Among the COVID-19 patients, most of the CPET limitations (92%) were caused by muscle fatigue; cardiovascular limitations were noted in 2%, and pulmonary limitations were noted in 6%.
Data from the post-COVID CPET showed differences in peak oxygen consumption, as well as the first and second ventilatory thresholds (VT1 and VT2) between COVID-19 patients and controls, and with lower values related to higher illness severities, Milani said. Heart rate also varied according to illness severity, with lower values significantly related to higher illness severities and significant differences between COVID patients and controls.
A total of 42 individuals with COVID-19 had previous CPET data for comparison (27 with mild disease and 15 with moderate or severe disease), Milani said. In the subgroup with mild disease, the only significant difference in CPET results before and after COVID-19 was peak speed. In the moderate/severe group, the researchers observed higher reductions in peak speed and also reductions in oxygen consumption at peak and thresholds.

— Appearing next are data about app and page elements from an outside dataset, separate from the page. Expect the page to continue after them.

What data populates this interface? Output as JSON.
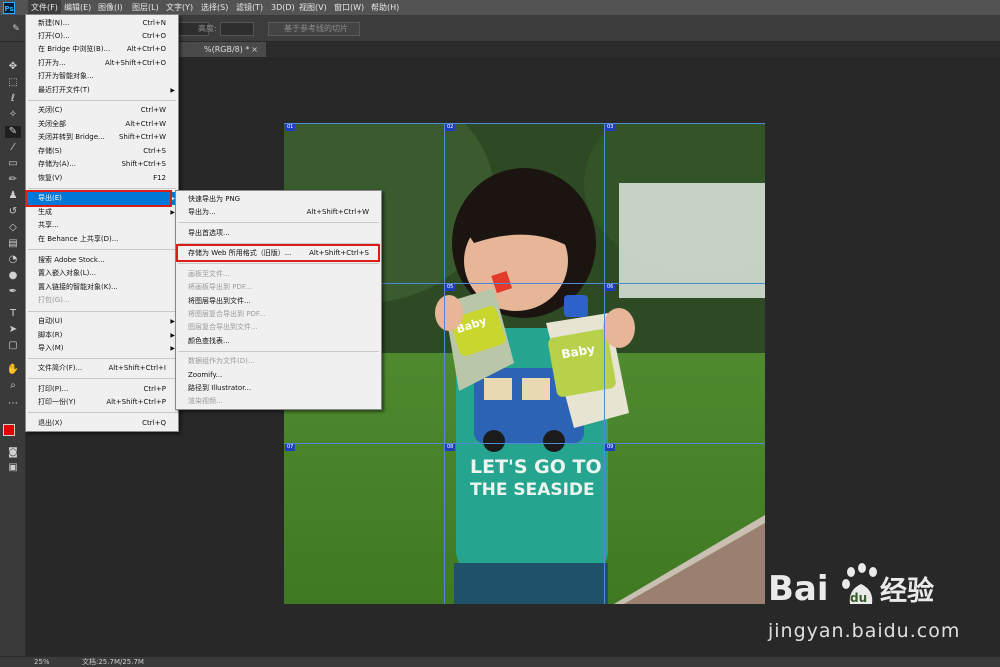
{
  "app": {
    "logo": "Ps"
  },
  "menubar": {
    "items": [
      "文件(F)",
      "编辑(E)",
      "图像(I)",
      "图层(L)",
      "文字(Y)",
      "选择(S)",
      "滤镜(T)",
      "3D(D)",
      "视图(V)",
      "窗口(W)",
      "帮助(H)"
    ]
  },
  "options_bar": {
    "height_label": "高度:",
    "slice_button": "基于参考线的切片"
  },
  "document": {
    "tab_title": "%(RGB/8) *",
    "close_glyph": "×"
  },
  "file_menu": {
    "items": [
      {
        "label": "新建(N)...",
        "shortcut": "Ctrl+N"
      },
      {
        "label": "打开(O)...",
        "shortcut": "Ctrl+O"
      },
      {
        "label": "在 Bridge 中浏览(B)...",
        "shortcut": "Alt+Ctrl+O"
      },
      {
        "label": "打开为...",
        "shortcut": "Alt+Shift+Ctrl+O"
      },
      {
        "label": "打开为智能对象...",
        "shortcut": ""
      },
      {
        "label": "最近打开文件(T)",
        "shortcut": ""
      },
      {
        "label": "关闭(C)",
        "shortcut": "Ctrl+W"
      },
      {
        "label": "关闭全部",
        "shortcut": "Alt+Ctrl+W"
      },
      {
        "label": "关闭并转到 Bridge...",
        "shortcut": "Shift+Ctrl+W"
      },
      {
        "label": "存储(S)",
        "shortcut": "Ctrl+S"
      },
      {
        "label": "存储为(A)...",
        "shortcut": "Shift+Ctrl+S"
      },
      {
        "label": "恢复(V)",
        "shortcut": "F12"
      },
      {
        "label": "导出(E)",
        "shortcut": ""
      },
      {
        "label": "生成",
        "shortcut": ""
      },
      {
        "label": "共享...",
        "shortcut": ""
      },
      {
        "label": "在 Behance 上共享(D)...",
        "shortcut": ""
      },
      {
        "label": "搜索 Adobe Stock...",
        "shortcut": ""
      },
      {
        "label": "置入嵌入对象(L)...",
        "shortcut": ""
      },
      {
        "label": "置入链接的智能对象(K)...",
        "shortcut": ""
      },
      {
        "label": "打包(G)...",
        "shortcut": ""
      },
      {
        "label": "自动(U)",
        "shortcut": ""
      },
      {
        "label": "脚本(R)",
        "shortcut": ""
      },
      {
        "label": "导入(M)",
        "shortcut": ""
      },
      {
        "label": "文件简介(F)...",
        "shortcut": "Alt+Shift+Ctrl+I"
      },
      {
        "label": "打印(P)...",
        "shortcut": "Ctrl+P"
      },
      {
        "label": "打印一份(Y)",
        "shortcut": "Alt+Shift+Ctrl+P"
      },
      {
        "label": "退出(X)",
        "shortcut": "Ctrl+Q"
      }
    ]
  },
  "export_menu": {
    "items": [
      {
        "label": "快速导出为 PNG",
        "shortcut": ""
      },
      {
        "label": "导出为...",
        "shortcut": "Alt+Shift+Ctrl+W"
      },
      {
        "label": "导出首选项...",
        "shortcut": ""
      },
      {
        "label": "存储为 Web 所用格式（旧版）...",
        "shortcut": "Alt+Shift+Ctrl+S"
      },
      {
        "label": "画板至文件...",
        "shortcut": ""
      },
      {
        "label": "将画板导出到 PDF...",
        "shortcut": ""
      },
      {
        "label": "将图层导出到文件...",
        "shortcut": ""
      },
      {
        "label": "将图层复合导出到 PDF...",
        "shortcut": ""
      },
      {
        "label": "图层复合导出到文件...",
        "shortcut": ""
      },
      {
        "label": "颜色查找表...",
        "shortcut": ""
      },
      {
        "label": "数据组作为文件(D)...",
        "shortcut": ""
      },
      {
        "label": "Zoomify...",
        "shortcut": ""
      },
      {
        "label": "路径到 Illustrator...",
        "shortcut": ""
      },
      {
        "label": "渲染视频...",
        "shortcut": ""
      }
    ]
  },
  "slices": [
    "01",
    "02",
    "03",
    "04",
    "05",
    "06",
    "07",
    "08",
    "09"
  ],
  "photo": {
    "shirt_text_1": "LET'S GO TO",
    "shirt_text_2": "THE SEASIDE",
    "pouch_text": "Baby"
  },
  "statusbar": {
    "zoom": "25%",
    "doc_info": "文档:25.7M/25.7M"
  },
  "watermark": {
    "brand_left": "Bai",
    "brand_cn": "经验",
    "url": "jingyan.baidu.com"
  },
  "colors": {
    "foreground": "#e00000",
    "background": "#ffffff",
    "menu_highlight": "#0078d7",
    "annotation_red": "#d91e18",
    "slice_blue": "#1e3fbd"
  }
}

However, peak oxygen flows were not different before and after COVID-19 in either the mild or moderate/severe subgroups, Milani said.
The study findings were limited in part by the relatively small study population; however, the results indicate that peripheral muscle fatigue is the primary etiology in exercise limitation in post–COVID-19 patients.
“Our data suggest that treatment should emphasize comprehensive rehabilitation programs, including aerobic and muscle strengthening components,” Milani concluded.
COVID Challenges Remain Unclear
“After COVID, patients often display a postviral syndrome with a wide range of symptoms,” Matthew Martinez, MD, a sports cardiologist at the Atlantic Health System in Morristown, N.J., in an interview said. “These conditions frequently lead to a sense of tiredness and weakness, pain, difficulty concentrating, and headaches that linger after the viral infection has cleared,” and these symptoms may continue for weeks.
However, this scenario is not unique to COVID-19: “This study confirms the importance of muscle fatigue in recovery,” said Martinez. “Recovery from viral illness requires hydration, sleep and slow progression return to exercise.” Consequently, Martinez said he was not surprised by the current study findings.
The take-home message for clinicians is to be aware that COVID-19 can have postviral syndrome, as is common after other infections, Martinez noted. The findings provide a starting point for discussing concerns with patients and explaining that a slow return to normal with usual care is expected. “Time to recovery will vary by individual,” he said. “Additional research is needed to identify which specific therapies are most important to help reduce time to recovery, and what new therapies could be developed to help facilitate muscle fatigue recovery and reduce time needed to recover.”
The study was supported by CAPES and CNPq. Milani had no financial conflicts to disclose. Martinez had no financial conflicts to disclose.
Créditos: Comité científico Covid